- Attia E, Walsh BT. Behavioral management for anorexia nervosa. N Engl J Med. 2009;360:500-6.
- Hay PJ, Claudino AM. Clinical psychopharmacology of eating disorders: a research update. Int J Neuropsychopharmacol. 2011 Mar 25:1-14. [Epub ahead of print]
- Bacaltchuk J, Hay P. Antidepressants versus placebo for people with bulimia nervosa. Cochrane Database Syst Rev. 2003;(4):CD003391.
- Shapiro JR, Berkman ND, Brownley KA, et al. Bulimia nervosa treatment: a systematic review of randomized controlled trials. Int J Eat Disord. 2007;40:321-36.
- Fuentebella J, Kerner JA. Refeeding syndrome. Pediatr Clin N Am. 2009;56:1201-10.
- Kohn MR, Madden S, Clarke SD. Refeeding in anorexia nervosa: increased safety and efficiency through understanding the pathophysiology of protein calorie malnutrition. Curr Opin Pediatr. 2011;23:390-4.
- Kraft MD, Btaiche IF, Sacks GS. Review of the refeeding syndrome. Nutr Clin Pract. 2005;20:625-33.
- Whitelaw M, Gilbertson H, Lam PY, et al. Does aggressive refeeding in hospitalized adolescents with anorexia nervosa result in increased hypophosphatemia? J Adolesc Health. 2010;46:577-82.
Are you involved in hospital medicine? Then you should be getting ACP Hospitalist and ACP HospitalistWeekly. Subscribe now.
ACP Hospitalist Weekly
From the August 24, 2016 edition
- Drugs associated with fractures continued in patients who had fragility fractures
- Antibiotic duration excessive in hospitalized VA patients with CAP and HCAP
ACP Career Connection
Looking for a new hospitalist position?
ACP Career Connection can help you find your next job in hospital medicine. Search hospitalist positions nationwide that suit your criteria and preferences.
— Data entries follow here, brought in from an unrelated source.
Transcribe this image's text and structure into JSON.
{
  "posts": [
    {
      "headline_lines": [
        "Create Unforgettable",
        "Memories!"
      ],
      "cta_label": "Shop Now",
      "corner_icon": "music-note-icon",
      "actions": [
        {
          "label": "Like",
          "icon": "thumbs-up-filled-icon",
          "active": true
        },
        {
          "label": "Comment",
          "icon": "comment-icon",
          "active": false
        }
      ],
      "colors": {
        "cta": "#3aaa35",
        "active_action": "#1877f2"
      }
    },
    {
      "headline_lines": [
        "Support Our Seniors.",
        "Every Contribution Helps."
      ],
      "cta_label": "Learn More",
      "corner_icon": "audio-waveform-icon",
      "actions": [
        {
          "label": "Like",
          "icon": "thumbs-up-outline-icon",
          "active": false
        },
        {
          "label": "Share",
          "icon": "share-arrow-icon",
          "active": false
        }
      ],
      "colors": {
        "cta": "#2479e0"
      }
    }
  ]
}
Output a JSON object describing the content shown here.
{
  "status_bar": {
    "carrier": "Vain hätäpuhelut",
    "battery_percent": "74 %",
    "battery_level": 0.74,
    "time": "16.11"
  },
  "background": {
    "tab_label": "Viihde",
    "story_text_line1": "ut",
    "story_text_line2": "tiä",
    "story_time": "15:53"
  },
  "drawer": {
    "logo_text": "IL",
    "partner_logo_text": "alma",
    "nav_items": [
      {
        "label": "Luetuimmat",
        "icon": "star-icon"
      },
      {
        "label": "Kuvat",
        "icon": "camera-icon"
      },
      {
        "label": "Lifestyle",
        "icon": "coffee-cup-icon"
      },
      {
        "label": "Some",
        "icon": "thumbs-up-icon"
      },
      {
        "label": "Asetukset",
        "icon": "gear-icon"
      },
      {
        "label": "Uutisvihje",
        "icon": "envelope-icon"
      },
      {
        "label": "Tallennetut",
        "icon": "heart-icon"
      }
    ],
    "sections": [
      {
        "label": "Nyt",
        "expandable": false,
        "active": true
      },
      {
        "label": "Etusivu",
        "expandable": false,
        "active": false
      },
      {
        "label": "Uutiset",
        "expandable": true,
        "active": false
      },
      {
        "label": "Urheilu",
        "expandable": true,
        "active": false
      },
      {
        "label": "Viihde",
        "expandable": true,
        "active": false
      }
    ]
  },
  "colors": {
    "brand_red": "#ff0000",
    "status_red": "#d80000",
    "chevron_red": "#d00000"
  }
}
Jobs are posted about two weeks before print publication of Annals of Internal Medicine, ACP Internist, and ACP Hospitalist. Exclusive “Online Direct” opportunities are updated weekly. Check us out online.
ABIM Maintenance of Certification for Hospitalists
Hospital-based internists have the option of maintaining their certification in either Internal Medicine or Internal Medicine with a Focused Practice in Hospital Medicine. Learn more about resources from ACP to complete both MOC programs.
Not an ACP Member?
Join today and discover the benefits waiting for you.
ACP offers different categories of membership depending on your career stage and professional status. View options, pricing and benefits.
A New Way to Ace the Boards!
Ensure you're board-exam ready with ACP's Board Prep Ace - a multifaceted, self-study program that prepares you to pass the ABIM Certification Exam in internal medicine. Learn more.